When it comes to whole plants, there’s the law and also a little common sense too. By law (at the time of writing), you are not allowed to remove whole plants (so roots etc can’t be taken) without the landowners permission. That much is obvious when you’re talking about private property, but what about public parks and woodland etc? Well that’s not always simple. Contrary to popular belief, sometimes they are privately owned but with public access granted. In any case, you have to use your common sense. If you’re stopping to get one pignut in a big field, I’m pretty sure no-one will care; If you find a massive patch of crow garlic, it’s probably OK to take a few bulbs for your own use; But if there’s only one or two of what you want, it’s not just that you’re taking without permission, you’re also damaging the environment. Those plants may not grow back.

Soon to come, my first video entry; I’ll be digging up some crow garlic (with permission of course).

Crow Garlic

Crow Garlic

Crow Garlic

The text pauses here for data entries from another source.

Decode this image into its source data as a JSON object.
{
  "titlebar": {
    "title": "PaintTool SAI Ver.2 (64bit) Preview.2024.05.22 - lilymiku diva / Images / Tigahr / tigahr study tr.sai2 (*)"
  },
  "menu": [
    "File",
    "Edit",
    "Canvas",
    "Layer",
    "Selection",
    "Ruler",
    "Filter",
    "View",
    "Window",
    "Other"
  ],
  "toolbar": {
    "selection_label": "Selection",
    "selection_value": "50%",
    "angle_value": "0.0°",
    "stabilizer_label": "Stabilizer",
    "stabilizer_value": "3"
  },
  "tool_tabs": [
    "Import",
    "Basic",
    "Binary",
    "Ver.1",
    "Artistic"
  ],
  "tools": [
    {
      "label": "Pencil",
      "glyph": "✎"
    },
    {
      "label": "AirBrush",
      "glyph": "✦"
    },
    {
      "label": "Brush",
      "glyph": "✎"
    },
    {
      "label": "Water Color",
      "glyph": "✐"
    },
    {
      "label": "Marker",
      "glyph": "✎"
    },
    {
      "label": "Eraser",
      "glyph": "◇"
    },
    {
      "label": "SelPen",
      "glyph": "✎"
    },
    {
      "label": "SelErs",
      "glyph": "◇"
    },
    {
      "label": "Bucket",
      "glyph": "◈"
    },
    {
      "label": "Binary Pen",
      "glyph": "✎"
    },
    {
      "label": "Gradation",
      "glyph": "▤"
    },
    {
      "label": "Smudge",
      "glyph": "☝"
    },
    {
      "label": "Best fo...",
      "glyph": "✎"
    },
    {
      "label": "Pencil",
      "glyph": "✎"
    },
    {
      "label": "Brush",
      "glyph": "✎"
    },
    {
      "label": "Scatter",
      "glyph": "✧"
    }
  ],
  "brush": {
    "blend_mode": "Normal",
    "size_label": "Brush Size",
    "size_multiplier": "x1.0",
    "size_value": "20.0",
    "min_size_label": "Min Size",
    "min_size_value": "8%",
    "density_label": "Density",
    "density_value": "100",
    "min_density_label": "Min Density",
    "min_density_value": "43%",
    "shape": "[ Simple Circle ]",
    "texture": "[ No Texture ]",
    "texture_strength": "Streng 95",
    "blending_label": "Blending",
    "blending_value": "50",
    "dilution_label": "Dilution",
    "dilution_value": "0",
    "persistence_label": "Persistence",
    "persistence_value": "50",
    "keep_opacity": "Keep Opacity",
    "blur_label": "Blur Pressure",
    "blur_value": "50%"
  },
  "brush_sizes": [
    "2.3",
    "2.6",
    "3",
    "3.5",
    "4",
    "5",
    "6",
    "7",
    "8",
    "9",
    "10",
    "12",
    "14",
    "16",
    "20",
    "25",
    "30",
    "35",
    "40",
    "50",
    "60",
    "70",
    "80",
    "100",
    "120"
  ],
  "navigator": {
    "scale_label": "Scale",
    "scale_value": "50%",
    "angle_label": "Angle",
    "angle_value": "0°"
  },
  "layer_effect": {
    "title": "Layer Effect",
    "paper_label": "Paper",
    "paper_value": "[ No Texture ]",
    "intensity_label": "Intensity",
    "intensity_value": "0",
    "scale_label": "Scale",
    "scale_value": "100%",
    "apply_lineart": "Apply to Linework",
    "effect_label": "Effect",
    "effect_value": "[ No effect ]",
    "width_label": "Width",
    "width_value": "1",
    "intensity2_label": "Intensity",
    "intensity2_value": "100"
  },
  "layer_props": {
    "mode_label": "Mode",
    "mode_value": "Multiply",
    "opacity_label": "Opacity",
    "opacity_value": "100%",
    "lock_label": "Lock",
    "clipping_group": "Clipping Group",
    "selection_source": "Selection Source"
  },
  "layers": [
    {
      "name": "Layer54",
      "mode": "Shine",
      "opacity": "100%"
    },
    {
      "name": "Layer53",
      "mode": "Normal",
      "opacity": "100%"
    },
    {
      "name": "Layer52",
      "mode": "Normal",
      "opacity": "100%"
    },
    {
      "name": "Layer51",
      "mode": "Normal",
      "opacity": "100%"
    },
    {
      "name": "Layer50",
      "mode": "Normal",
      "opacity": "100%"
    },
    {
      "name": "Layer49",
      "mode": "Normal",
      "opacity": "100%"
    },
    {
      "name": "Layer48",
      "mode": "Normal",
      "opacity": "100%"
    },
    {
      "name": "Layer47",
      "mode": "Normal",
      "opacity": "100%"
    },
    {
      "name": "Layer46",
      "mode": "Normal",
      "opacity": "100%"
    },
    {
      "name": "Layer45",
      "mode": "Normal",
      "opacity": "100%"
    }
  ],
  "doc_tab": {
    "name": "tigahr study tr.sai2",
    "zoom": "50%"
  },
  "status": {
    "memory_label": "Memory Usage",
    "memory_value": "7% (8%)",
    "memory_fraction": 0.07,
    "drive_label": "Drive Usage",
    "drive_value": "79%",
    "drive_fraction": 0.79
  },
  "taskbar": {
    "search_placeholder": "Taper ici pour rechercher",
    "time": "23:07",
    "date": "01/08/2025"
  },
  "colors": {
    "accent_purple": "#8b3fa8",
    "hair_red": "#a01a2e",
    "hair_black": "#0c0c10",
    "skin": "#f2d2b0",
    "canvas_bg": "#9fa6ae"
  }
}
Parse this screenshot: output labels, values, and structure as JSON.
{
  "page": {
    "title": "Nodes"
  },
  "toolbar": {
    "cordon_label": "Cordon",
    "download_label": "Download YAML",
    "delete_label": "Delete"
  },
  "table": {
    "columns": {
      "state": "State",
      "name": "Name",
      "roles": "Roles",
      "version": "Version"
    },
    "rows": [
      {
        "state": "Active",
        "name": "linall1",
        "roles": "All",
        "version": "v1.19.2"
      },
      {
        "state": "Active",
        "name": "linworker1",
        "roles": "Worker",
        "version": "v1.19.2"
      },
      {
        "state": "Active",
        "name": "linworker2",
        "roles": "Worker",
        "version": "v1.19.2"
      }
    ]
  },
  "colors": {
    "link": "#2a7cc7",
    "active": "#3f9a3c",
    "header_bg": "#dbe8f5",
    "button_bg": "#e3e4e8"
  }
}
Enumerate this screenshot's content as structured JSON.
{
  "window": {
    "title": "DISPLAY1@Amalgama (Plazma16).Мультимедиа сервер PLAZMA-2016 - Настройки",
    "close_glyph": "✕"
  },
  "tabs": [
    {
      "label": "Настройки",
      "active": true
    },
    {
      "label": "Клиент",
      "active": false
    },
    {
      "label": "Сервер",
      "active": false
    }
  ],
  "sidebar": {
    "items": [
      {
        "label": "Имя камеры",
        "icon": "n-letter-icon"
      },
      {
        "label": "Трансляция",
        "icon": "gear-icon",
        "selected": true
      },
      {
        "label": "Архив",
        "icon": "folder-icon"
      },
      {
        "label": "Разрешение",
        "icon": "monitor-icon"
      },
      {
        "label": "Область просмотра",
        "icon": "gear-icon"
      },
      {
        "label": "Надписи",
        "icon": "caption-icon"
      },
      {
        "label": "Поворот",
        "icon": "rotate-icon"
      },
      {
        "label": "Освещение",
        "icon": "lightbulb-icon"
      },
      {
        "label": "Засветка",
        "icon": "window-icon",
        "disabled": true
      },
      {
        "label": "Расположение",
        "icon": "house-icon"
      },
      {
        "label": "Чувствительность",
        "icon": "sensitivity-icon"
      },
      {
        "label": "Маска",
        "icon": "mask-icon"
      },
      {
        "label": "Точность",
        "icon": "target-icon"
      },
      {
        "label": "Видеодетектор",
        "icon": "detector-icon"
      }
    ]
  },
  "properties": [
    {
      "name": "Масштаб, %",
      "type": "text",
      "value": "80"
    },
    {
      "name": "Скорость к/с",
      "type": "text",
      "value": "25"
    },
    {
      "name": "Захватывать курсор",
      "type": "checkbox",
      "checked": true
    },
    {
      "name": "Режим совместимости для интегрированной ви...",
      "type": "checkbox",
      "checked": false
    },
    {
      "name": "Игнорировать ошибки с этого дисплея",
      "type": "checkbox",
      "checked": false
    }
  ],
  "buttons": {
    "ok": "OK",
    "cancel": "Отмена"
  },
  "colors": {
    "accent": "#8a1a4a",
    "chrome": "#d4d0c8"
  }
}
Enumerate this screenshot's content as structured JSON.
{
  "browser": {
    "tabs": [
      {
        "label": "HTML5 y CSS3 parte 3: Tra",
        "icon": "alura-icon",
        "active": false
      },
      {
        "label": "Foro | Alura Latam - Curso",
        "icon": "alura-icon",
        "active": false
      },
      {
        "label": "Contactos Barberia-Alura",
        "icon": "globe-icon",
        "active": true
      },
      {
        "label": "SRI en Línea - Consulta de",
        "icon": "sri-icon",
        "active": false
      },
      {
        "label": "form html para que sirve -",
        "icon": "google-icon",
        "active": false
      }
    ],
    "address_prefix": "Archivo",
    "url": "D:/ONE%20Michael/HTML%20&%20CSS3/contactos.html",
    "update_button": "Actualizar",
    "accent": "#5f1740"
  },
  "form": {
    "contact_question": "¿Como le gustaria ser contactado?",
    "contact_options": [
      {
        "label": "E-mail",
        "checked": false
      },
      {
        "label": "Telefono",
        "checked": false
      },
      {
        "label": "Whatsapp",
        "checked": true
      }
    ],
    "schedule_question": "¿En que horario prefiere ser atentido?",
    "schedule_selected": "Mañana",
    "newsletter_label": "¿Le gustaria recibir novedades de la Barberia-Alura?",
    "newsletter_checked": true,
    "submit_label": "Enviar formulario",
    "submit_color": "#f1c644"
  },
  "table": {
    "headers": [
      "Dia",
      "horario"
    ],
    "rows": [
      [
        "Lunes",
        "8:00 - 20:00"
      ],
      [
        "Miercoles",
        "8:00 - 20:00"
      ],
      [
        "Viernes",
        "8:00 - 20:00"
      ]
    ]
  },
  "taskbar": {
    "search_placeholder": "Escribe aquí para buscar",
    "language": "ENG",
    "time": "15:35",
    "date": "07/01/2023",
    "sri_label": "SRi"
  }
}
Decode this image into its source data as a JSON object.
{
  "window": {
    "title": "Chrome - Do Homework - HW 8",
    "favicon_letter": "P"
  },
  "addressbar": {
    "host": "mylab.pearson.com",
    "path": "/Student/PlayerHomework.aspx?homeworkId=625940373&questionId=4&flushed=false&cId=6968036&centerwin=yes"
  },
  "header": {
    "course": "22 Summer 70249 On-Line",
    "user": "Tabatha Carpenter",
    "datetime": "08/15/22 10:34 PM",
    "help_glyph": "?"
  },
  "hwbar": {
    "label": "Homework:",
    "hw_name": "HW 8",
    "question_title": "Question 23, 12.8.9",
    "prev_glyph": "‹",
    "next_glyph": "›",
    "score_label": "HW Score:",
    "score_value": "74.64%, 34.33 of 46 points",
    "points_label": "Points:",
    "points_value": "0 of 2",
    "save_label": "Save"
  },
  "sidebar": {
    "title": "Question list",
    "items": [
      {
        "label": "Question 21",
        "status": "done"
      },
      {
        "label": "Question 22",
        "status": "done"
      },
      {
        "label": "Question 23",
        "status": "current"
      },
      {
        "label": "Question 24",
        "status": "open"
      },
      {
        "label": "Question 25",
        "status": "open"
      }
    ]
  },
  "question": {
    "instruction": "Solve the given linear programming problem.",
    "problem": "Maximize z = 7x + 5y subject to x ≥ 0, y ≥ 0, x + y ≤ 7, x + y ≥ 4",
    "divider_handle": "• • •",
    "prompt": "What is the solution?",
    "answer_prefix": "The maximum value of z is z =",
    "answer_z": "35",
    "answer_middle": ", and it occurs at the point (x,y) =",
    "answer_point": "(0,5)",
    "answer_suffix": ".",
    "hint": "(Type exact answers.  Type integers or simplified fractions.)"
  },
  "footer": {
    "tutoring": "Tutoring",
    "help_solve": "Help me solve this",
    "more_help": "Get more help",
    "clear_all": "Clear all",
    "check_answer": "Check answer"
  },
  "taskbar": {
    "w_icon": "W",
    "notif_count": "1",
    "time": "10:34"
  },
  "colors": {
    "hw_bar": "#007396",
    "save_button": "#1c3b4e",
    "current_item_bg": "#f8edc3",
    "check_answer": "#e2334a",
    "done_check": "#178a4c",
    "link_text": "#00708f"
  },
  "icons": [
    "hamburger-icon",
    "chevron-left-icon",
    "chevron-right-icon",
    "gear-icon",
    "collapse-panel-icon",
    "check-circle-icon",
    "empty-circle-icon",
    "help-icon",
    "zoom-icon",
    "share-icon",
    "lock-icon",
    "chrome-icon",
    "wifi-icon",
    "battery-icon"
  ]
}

OK, so this may be a basic one for some people, but I’d’ never heard of it until last week. So on Sunday I was looking out for it and there it was; By the side of the path in Lee Valley park. I thought it looked a bit like the pictures, so I grabbed a few blades and rubbed them in my hands. The smell of garlic was so strong. As sometimes happens, I see it everywhere now, by the side of the road near where I live. Next I’ll be thinking of where I can use it…

Apparently, this is a good time of year for it as the usual undergrowth that crowds it out is low at the moment allowing it to push through. Before long the undergrowth will be crowding it out, but if you make note of where it is, it should keep you in supplies until early summer.

Tasting similar to chives, it can be used in most savoury dishes, and like most of the garlic family it is supposed to have certain health benefits including lowering cholesterol and helping the liver to remove toxins.

The Starting Point

OK, so where to start?

How about with a confession. I’ve started this blog to chronicle my learnings and discoveries (and in some case, just reminders) that I pick up about foraging for food, and preparing it for eating and drinking. However, I’m not actually starting as a beginner. When I first started, the internet and blogging weren’t in common use (way back in 1990). I guess I could go even further back to 1986, when I started hill-walking for the Duke of Edinburgh’s Award. So, I learned a little about survival and foraging from joining the Army in 1990, and by the time I left in 2000 I’d become a Unit Expedition Leader and learned a little more. Since then, I’ve done a little more walking here and there: Mount Toubkal in Morocco, the highlights of Mont Blanc in the Alps, the Chianti region in Italy, and various walks in England and Wales.

So how much do I know? Not that much actually.¬†Probably more than most about about foraging, and plant and wildlife identification, but not as much as I’d like to. So here, I’ll be not only chronicling my new discoveries, but also documenting those that I already knew, but have come across again. Hopefully, this’ll help me to remember, and if it’s of any use to you too, that’s great. Please let me know.

See you soon for my first pictures and first real posts.